Mid-West further contends that under K.S.A. 44-501(c), Overstreet must have an actual wage loss for at least 1 week before there can be an entitlement to disability benefits. Mid-West argues that because there was no evidence presented that Overstreet sustained any wage loss from October 19, 1995, through November 5, 1995, as a matter of law he is not entitled to PPD. This contention is without legal merit. K.S.A. 44-501(c) does not state there must be an actual wage loss; rather, the statute quantifies the nature and extent of a claimant's injury-that is, did the injury temporarily preclude the claimant from earning his or her regular wages. Whether an employer continues to pay actual wages while a claimant is temporarily and totally disabled is not controlling to determine whether the 1-week statutory threshold has been met.
This brings us to the issue of whether there is substantial competent evidence to support the Board's findings. Overstreet testified that he was unable to work from October 19, 1995 to November 5, 1995, because he could not walk on his ankle. His testimony was the only evidence produced at the hearing, and thus, it was uncontroverted. If evidence is presented that is uncontradicted and not improbable, unreasonable, or shown to be untrustworthy, the finder of fact cannot disregard this evidence, and it should be regarded as conclusive. See Foulk v. Colonial Terrace, 20 Kan.App.2d 277, 285, 887 P.2d 140 (1994), rev. denied 257 Kan. 1091 (1995).
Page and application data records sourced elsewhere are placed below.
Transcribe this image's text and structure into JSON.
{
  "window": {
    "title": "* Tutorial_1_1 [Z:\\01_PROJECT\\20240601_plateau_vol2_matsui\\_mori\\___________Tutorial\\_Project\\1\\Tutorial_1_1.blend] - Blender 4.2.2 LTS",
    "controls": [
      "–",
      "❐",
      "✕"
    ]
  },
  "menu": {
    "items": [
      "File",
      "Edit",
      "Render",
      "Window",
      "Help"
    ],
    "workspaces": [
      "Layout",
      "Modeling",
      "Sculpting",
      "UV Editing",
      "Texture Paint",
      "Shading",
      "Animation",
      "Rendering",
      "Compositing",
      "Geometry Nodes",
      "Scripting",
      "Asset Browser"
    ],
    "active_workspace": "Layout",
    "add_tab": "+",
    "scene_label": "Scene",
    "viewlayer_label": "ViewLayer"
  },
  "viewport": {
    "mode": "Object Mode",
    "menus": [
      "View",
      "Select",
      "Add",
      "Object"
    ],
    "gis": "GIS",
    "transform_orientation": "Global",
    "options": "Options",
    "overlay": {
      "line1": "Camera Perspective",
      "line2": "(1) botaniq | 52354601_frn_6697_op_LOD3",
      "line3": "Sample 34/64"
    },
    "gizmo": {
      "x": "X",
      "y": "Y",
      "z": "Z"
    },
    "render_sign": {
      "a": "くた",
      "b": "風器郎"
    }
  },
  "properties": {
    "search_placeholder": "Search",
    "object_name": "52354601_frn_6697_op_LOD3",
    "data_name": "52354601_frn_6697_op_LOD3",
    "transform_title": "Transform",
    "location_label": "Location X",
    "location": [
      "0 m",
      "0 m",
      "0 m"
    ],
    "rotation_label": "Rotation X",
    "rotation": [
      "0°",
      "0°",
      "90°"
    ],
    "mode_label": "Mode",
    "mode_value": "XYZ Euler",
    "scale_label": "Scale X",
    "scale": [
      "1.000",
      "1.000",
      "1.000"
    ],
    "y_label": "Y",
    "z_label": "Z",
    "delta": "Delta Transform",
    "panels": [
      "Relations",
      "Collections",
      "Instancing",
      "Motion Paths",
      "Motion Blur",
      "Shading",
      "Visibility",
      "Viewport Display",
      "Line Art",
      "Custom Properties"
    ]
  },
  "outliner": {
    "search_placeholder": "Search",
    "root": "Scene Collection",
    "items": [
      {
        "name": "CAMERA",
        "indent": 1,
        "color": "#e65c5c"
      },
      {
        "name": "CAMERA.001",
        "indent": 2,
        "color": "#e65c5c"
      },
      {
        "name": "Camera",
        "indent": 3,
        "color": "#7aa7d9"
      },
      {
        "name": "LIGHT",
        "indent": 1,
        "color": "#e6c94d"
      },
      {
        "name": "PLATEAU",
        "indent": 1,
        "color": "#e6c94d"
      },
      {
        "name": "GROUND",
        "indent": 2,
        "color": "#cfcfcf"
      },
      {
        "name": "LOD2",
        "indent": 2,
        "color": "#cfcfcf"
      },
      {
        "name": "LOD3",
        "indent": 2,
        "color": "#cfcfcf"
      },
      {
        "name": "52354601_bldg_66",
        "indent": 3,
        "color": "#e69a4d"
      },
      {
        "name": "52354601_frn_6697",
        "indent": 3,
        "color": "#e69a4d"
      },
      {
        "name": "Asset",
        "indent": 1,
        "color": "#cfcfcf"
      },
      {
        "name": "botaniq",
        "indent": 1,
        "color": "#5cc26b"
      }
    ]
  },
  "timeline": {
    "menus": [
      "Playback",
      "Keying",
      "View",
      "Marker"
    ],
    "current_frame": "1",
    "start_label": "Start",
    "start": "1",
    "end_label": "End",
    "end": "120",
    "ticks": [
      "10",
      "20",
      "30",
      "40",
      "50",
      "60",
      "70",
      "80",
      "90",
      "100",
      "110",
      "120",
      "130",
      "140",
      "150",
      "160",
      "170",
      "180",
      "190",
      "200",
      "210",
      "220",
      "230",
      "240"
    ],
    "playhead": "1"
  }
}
Significantly, the Board also found:
“[T]he medical treatment records entered into evidence by stipulation indicated claimant had received a severe left ankle injury. At the time claimant was last seen by Dr. Stuck on October 5, 1995, claimant remained in a brace, had limits on his lifting activities, had further treatment recommended in the form of physical therapy, and was instructed to obtain further medical treatment if his left ankle injury had not resolved in six weeks. The Appeals Board also concludes that the severity of claimant's ankle injury is further substantiated by the parties stipulating that as a result of claimant's injury he sustained a 17 percent permanent functional impairment.”
We conclude the Board's findings are based upon substantial competent evidence and are sufficient to support the favorable award to claimant.
For all of the foregoing reasons, and after a thorough review of the record and each of the claims raised by Mid-West, we determine that neither reversal nor modification of the Board's order is required under the law and the evidence.